Figures released from HMRC suggest that a record amount of English and Welsh wine was released from under bond last year (see page 11), but how can producers and the trade ensure that these sales continue to be buoyant in the long run, and how can we ensure awareness of the sector is increased among the wine drinking general public? This month Vineyard looks at the following steps:
Attending the Vineyards of Hampshire tasting back in February, it was enlightening to see a group of producers on each other’s door steps working tirelessly together to promote the overall benefits of the region’s wines to the trade, before highlighting their estate’s own unique character. This month also witnessed the launch of Sussex Wineries, (see page 12) and there are plenty of other collaborative groups cropping up in areas such as Kent, and the Surrey Hills. Welsh producers are now working with a consultant who will co-ordinate the nation’s marketing activities. Making friends with neighbours, working together, sharing knowledge and pooling resources, can be a lucrative way to achieve more in terms of awareness with the general public. If we want more people drinking English and Welsh wine that is the way forward.
What makes you different?
Vineyards across Great Britain have a unique story to share and knowing what makes you different can help to engage customers.
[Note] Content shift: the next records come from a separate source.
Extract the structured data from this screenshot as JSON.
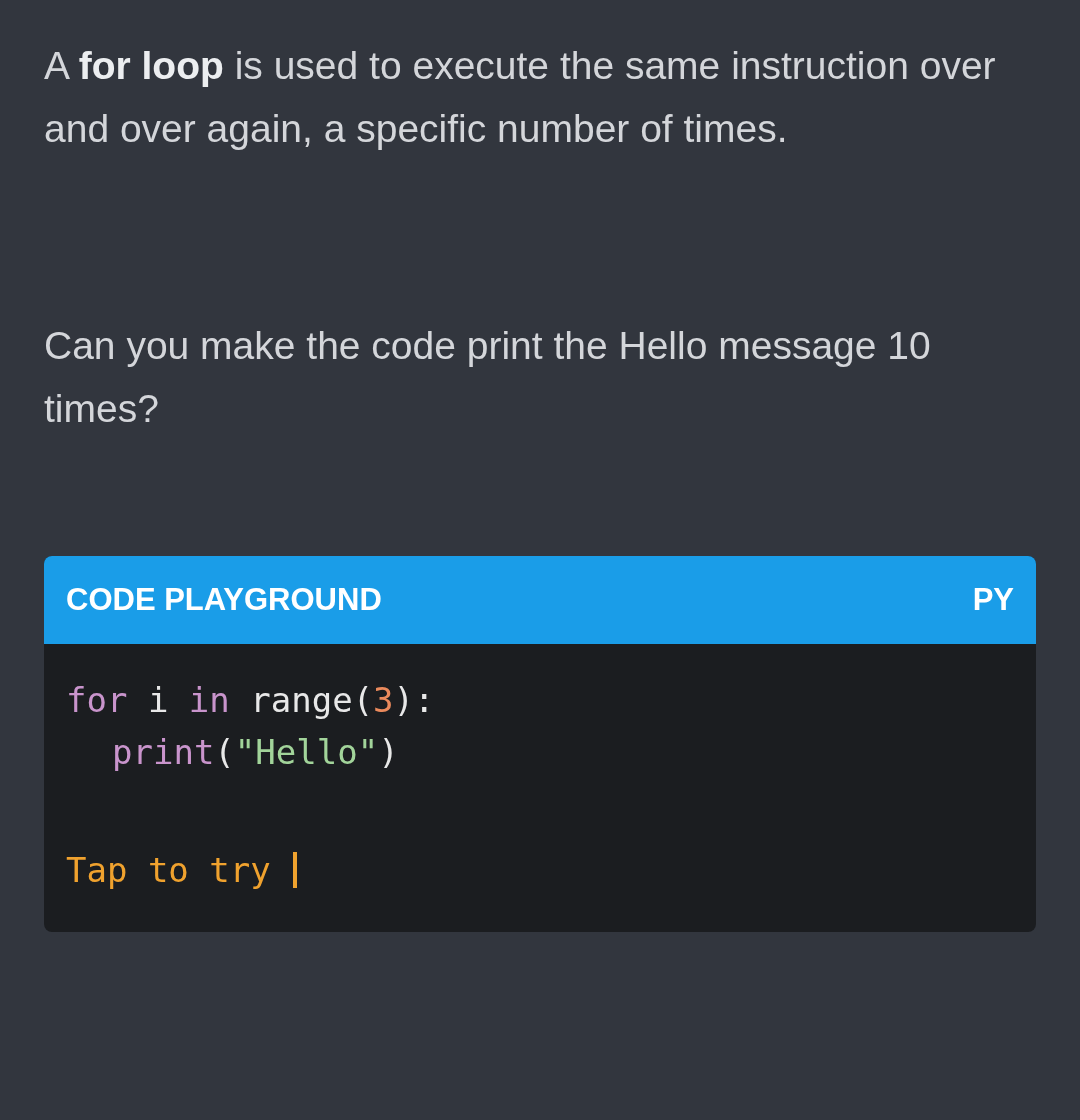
{
  "paragraphs": [
    "A **for loop** is used to execute the same instruction over and over again, a specific number of times.",
    "Can you make the code print the Hello message 10 times?"
  ],
  "playground": {
    "title": "CODE PLAYGROUND",
    "language": "PY",
    "lines": [
      {
        "indented": false,
        "tokens": [
          {
            "kind": "keyword",
            "text": "for"
          },
          {
            "kind": "plain",
            "text": " i "
          },
          {
            "kind": "keyword",
            "text": "in"
          },
          {
            "kind": "plain",
            "text": " range"
          },
          {
            "kind": "punct",
            "text": "("
          },
          {
            "kind": "number",
            "text": "3"
          },
          {
            "kind": "punct",
            "text": "):"
          }
        ]
      },
      {
        "indented": true,
        "tokens": [
          {
            "kind": "keyword",
            "text": "print"
          },
          {
            "kind": "punct",
            "text": "("
          },
          {
            "kind": "string",
            "text": "\"Hello\""
          },
          {
            "kind": "punct",
            "text": ")"
          }
        ]
      }
    ],
    "hint": {
      "text": "Tap to try",
      "cursor": true
    }
  }
}
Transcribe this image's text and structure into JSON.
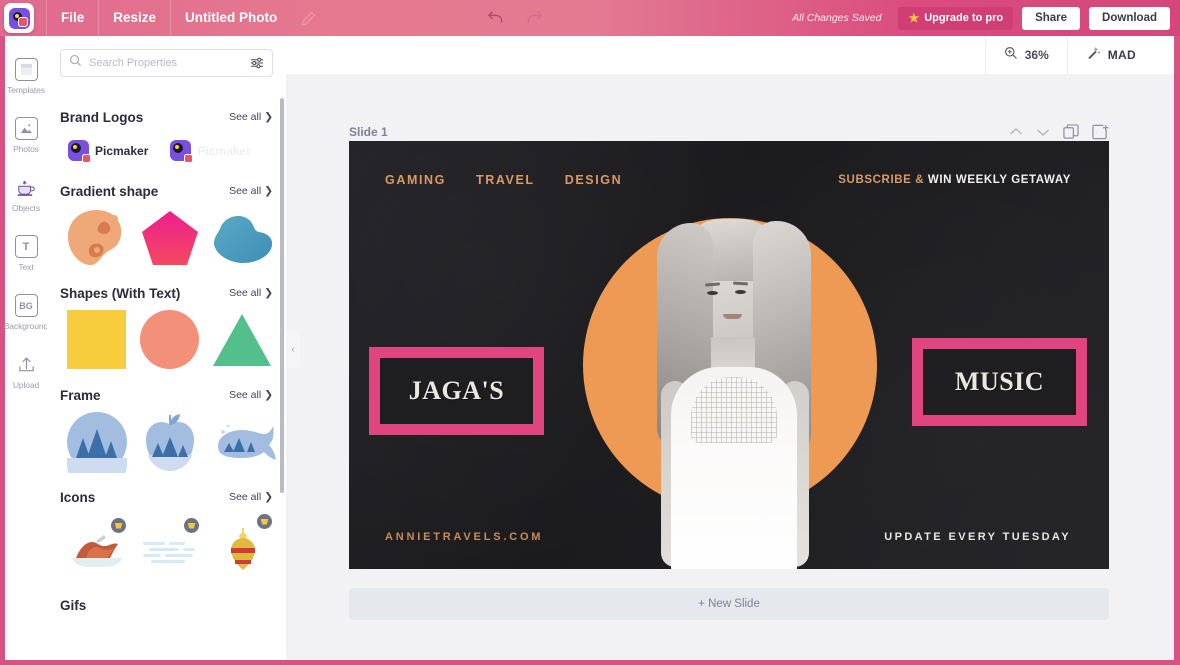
{
  "topbar": {
    "logo_icon": "picmaker-logo-icon",
    "menu": [
      {
        "label": "File"
      },
      {
        "label": "Resize"
      }
    ],
    "doc_title": "Untitled Photo",
    "edit_icon": "pencil-icon",
    "undo_icon": "undo-arrow-icon",
    "redo_icon": "redo-arrow-icon",
    "saved_status": "All Changes Saved",
    "upgrade_label": "Upgrade to pro",
    "upgrade_star": "★",
    "share_label": "Share",
    "download_label": "Download",
    "accent_pink": "#d4477c",
    "upgrade_bg": "#cf3f73"
  },
  "rail": {
    "items": [
      {
        "label": "Templates",
        "icon": "templates-icon",
        "glyph": "▤"
      },
      {
        "label": "Photos",
        "icon": "photos-image-icon",
        "glyph": "▣"
      },
      {
        "label": "Objects",
        "icon": "objects-cup-icon",
        "glyph": "☕"
      },
      {
        "label": "Text",
        "icon": "text-icon",
        "glyph": "T"
      },
      {
        "label": "Background",
        "icon": "background-icon",
        "glyph": "BG"
      },
      {
        "label": "Upload",
        "icon": "upload-arrow-icon",
        "glyph": "⭱"
      }
    ]
  },
  "panel": {
    "search": {
      "placeholder": "Search Properties",
      "value": "",
      "search_icon": "search-icon",
      "filter_icon": "filter-sliders-icon"
    },
    "see_all_label": "See all",
    "chevron": "❯",
    "collapse_icon": "chevron-left-icon",
    "sections": [
      {
        "title": "Brand Logos",
        "items": [
          {
            "name": "Picmaker",
            "faded": false
          },
          {
            "name": "Picmaker",
            "faded": true
          }
        ]
      },
      {
        "title": "Gradient shape",
        "items": [
          {
            "name": "blob-orange-shape"
          },
          {
            "name": "pentagon-pink-shape"
          },
          {
            "name": "blob-blue-shape"
          }
        ]
      },
      {
        "title": "Shapes (With Text)",
        "items": [
          {
            "name": "square-yellow-shape"
          },
          {
            "name": "circle-coral-shape"
          },
          {
            "name": "triangle-green-shape"
          }
        ]
      },
      {
        "title": "Frame",
        "items": [
          {
            "name": "circle-forest-frame"
          },
          {
            "name": "apple-forest-frame"
          },
          {
            "name": "whale-forest-frame"
          }
        ]
      },
      {
        "title": "Icons",
        "items": [
          {
            "name": "canoe-icon",
            "pro": true
          },
          {
            "name": "water-icon",
            "pro": true
          },
          {
            "name": "spinning-top-icon",
            "pro": true
          }
        ]
      },
      {
        "title": "Gifs",
        "items": []
      }
    ]
  },
  "stage": {
    "zoom_icon": "zoom-in-magnifier-icon",
    "zoom_level": "36%",
    "mad_icon": "magic-wand-icon",
    "mad_label": "MAD",
    "slide_label": "Slide 1",
    "tools": [
      {
        "name": "move-slide-up-icon",
        "glyph": "⌃"
      },
      {
        "name": "move-slide-down-icon",
        "glyph": "⌄"
      },
      {
        "name": "duplicate-slide-icon",
        "glyph": "❐"
      },
      {
        "name": "add-slide-icon",
        "glyph": "⊞"
      }
    ],
    "new_slide_label": "+ New Slide"
  },
  "canvas": {
    "background_color": "#1f1f22",
    "nav_links": [
      "GAMING",
      "TRAVEL",
      "DESIGN"
    ],
    "subscribe_prefix": "SUBSCRIBE &",
    "subscribe_suffix": "WIN WEEKLY GETAWAY",
    "frames": [
      {
        "name": "jagas-frame",
        "text": "JAGA'S",
        "border_color": "#e0457f"
      },
      {
        "name": "music-frame",
        "text": "MUSIC",
        "border_color": "#e0457f"
      }
    ],
    "circle_color": "#ee9a55",
    "portrait": "woman-portrait-photo",
    "site_url": "ANNIETRAVELS.COM",
    "update_text": "UPDATE EVERY TUESDAY",
    "accent_orange": "#d99a66"
  }
}
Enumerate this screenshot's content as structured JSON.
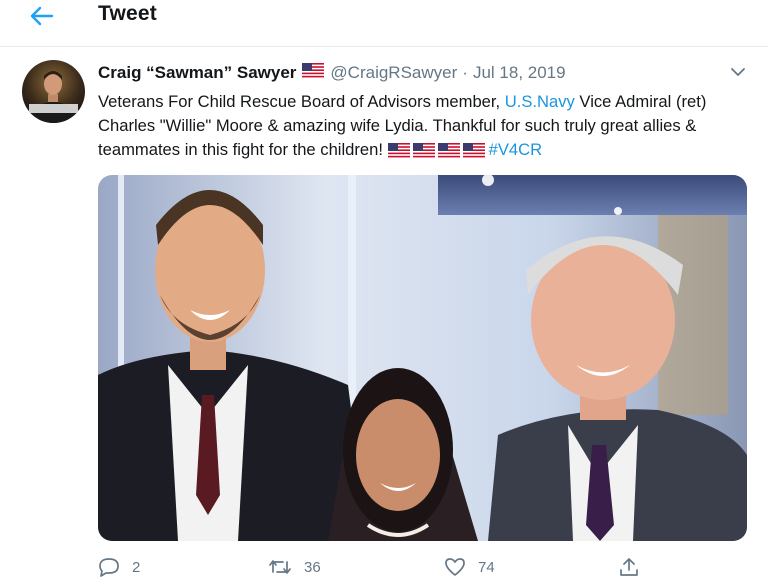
{
  "header": {
    "title": "Tweet",
    "back_icon": "arrow-left-icon",
    "accent_color": "#1da1f2"
  },
  "tweet": {
    "author": {
      "display_name": "Craig “Sawman” Sawyer",
      "handle": "@CraigRSawyer",
      "flag_icon": "us-flag-icon",
      "avatar_caption": "SAWYER NAVY SEAL"
    },
    "separator": "·",
    "date": "Jul 18, 2019",
    "text": {
      "part1": "Veterans For Child Rescue Board of Advisors member, ",
      "link": "U.S.Navy",
      "part2": " Vice Admiral (ret) Charles \"Willie\" Moore & amazing wife Lydia. Thankful for such truly great allies & teammates in this fight for the children! ",
      "hashtag": "#V4CR"
    },
    "media_icon": "photo",
    "link_color": "#1b95e0"
  },
  "actions": {
    "reply_count": "2",
    "retweet_count": "36",
    "like_count": "74"
  }
}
It gives the trade something exciting to talk about too. Looking beyond the ‘romantic’ stories of how the vineyard started, this month’s editor’s visit to Albury Organic Vineyard, (see page 18) looks at how tapping into a seemingly crazy concept of biodynamic vineyard management in the UK has enabled the estate to not only increase and protect biodiversity, but being able to sell into a niche organics markets has helped them stand out from the crowd.
After the Wines of Great Britain trade tasting in April, the next big industry event that producers and the trade should be preparing for is the English Wine Week and Welsh Wine Week campaigns. These campaigns have in the past provided excellent platforms to increase public awareness and impact on sales. Turn to page 26 for tips and ideas on how to participate.
For producers who have already become well established in the UK and whose throughput is large enough to make it worthwhile, starting to look at exporting can help to feed the global curiosity and demand for English and Welsh wines. Starting this process early may also help in the long run as the domestic market becomes increasingly saturated. On page 42, Vineyard speaks to Red Johnson from the British Bottling Company about what the key things producers should consider before leaping into global markets.
– Victoria Rose